More and more people decide in advance to take care of an uninterrupted power supply in their homes. In cases of central power outages for various reasons, whether temporary maintenance of the power grid or an emergency shutdown during natural disasters, autonomous power generators come to the rescue.

The growing popularity of standby generators is due to the declining reliability of power grids, which leads to negative consequences when using hi-tech technologies, such as smart homes or, for example, the basic charging of not cheap gadgets, etc. Over the past 15 years, the prices of generators have dropped dramatically, and the quality of operation and reliability has increased many times over. You will surely turn to a specialized company to install and maintain such equipment, but to be sufficiently informed in understanding the technology will help this article.


Some models of electric generators consume natural gas or propane as fuel; their engines are less problematic than those that consume gasoline or diesel. However, liquid fuel stocks must be stored in proper conditions, thereby creating unnecessary hassle for homeowners.

Natural gas, wired into the home site, always remains available in a power outage, so gas-fired electric generators are easier and more reliable than those that run on liquid fuels.

Connecting power cables provide backup power to your home from the backup generator to the main building's electrical panel. Most systems require a second panel in the building with a built-in switch. This electrical circuit distributes the current from the generator to the various points of electricity consumption while automatically disconnecting the house from the main grid as soon as a power failure occurs.  Cables that include low-power control wires joined together with high-voltage power wires are used for connections. In some cases, control wires are used separately. For example, low-voltage or low-current wires are used to connect the generator to the control panel.



   The principle of the autonomous standby power system.
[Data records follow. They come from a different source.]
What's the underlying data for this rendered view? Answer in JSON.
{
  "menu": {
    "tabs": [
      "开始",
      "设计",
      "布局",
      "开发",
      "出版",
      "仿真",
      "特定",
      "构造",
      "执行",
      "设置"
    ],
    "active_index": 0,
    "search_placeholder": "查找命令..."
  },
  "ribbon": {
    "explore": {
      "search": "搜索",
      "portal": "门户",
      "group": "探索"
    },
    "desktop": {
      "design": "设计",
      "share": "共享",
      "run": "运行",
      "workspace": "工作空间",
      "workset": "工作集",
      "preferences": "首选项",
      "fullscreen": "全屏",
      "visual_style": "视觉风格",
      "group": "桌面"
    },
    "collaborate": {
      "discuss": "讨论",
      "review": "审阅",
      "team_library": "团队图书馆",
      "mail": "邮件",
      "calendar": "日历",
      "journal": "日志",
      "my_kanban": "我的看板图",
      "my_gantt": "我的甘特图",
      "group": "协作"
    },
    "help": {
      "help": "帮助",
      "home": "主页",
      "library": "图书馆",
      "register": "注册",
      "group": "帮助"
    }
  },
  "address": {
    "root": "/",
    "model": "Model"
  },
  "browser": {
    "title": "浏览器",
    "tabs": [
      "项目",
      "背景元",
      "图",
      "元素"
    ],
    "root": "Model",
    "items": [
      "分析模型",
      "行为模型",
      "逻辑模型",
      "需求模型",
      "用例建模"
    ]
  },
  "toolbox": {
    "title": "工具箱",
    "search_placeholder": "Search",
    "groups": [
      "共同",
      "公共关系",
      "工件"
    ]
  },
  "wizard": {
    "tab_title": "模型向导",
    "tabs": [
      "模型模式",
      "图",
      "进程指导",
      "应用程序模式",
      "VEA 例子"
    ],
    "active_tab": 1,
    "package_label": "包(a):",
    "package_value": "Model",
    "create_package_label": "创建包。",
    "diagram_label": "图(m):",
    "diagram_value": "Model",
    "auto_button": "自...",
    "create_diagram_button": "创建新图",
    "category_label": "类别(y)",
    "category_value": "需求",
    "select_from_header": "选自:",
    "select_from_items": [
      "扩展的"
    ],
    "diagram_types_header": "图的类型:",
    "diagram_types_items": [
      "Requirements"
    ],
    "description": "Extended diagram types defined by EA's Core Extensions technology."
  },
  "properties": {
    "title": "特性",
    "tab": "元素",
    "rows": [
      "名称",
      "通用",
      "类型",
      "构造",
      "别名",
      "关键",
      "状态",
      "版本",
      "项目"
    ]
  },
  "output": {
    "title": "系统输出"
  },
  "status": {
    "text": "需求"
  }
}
 A permanently installed generator, which works in conjunction with the switching equipment, at the moment of switching off the central electricity or a sudden jump in the network is automatically started. At the same time, the automation disconnects the household electrical circuits of the main switchboard of the whole house from the central power grid. Electricity from the backup

generator goes to the auxiliary panel for distribution to the pre-distributed circuits. Since the generator itself is placed separately from the living space in a weatherproof cabinet with good sound insulation, the noise from the generator engine does not create discomfort. Engine maintenance in most modern generators is limited to oil replacement after 100 hours of operation or every 2 years, whichever comes first.

 The most popular autonomous power plants have a capacity of 7,500 to 20,000 watts. Thus, the average home can be supplied with energy from 10,000 watts and above, provided that the heating and water heating in the house does not use electricity. The durability and reliability of the generator, in this case, increases at times. For example, a propane water heater makes more sense than running the same propane through a generator to generate electricity to heat water in an electric heater. The same goes for a gas stove compared to an electric stove.


Inverters and inverter generators

In the world of electricity, inverters are not the same thing as inverter generators.  I know this isn't very clear, but let me explain. An inverter is a device that converts direct current (DC) electricity to alternating current (AC). Inverters are commonly used in alternative electrical systems to convert electricity from a battery into alternating current that you can use for plugged-in household items. In contrast, an inverter generator has an engine that actually generates electricity by burning fuel.


Inverter generators get their name because they initially produce direct current (DC) power internally and then convert it to alternating current (AC) electronically before making it available to your home. This conversion process uses the term "inverter" and results in pure sine wave power at least as good and clean as what comes out of a wall outlet.


Inverter generators were designed to solve problems of poor quality electricity that could safely power modern household appliances. In addition, inverter generators are quieter and use less fuel than analog generators. TheyHowever, they are not replaceable in trailer parks, cottages, campgrounds, or any other place where noise would create discomfort.




On the other hand, in addition to very high-quality electricity, inverter generators are easier to live with. They are often equipped with a variable load function that controls the engine's speed depending on the electrical load required. For example, if you only need 10 percent of the power of an inverter generator, the engine speed will be slightly higher than idle; 50 percent of the required current drawn by the engine will run at half speed. In addition, inverter generators are lighter and more compact than their open-frame counterparts, so they take up little storage space.


So how do you know if you need an inverter generator or if a regular generator will do? The answer to these questions comes down to what your priority is. If you're willing to pay more for the quieter, more economical operation of a small unit, then an inverter generator is for you. On the other hand, if you need more than 3,000 watts or require a 240-volt output voltage, a conventional generator is definitely what you need.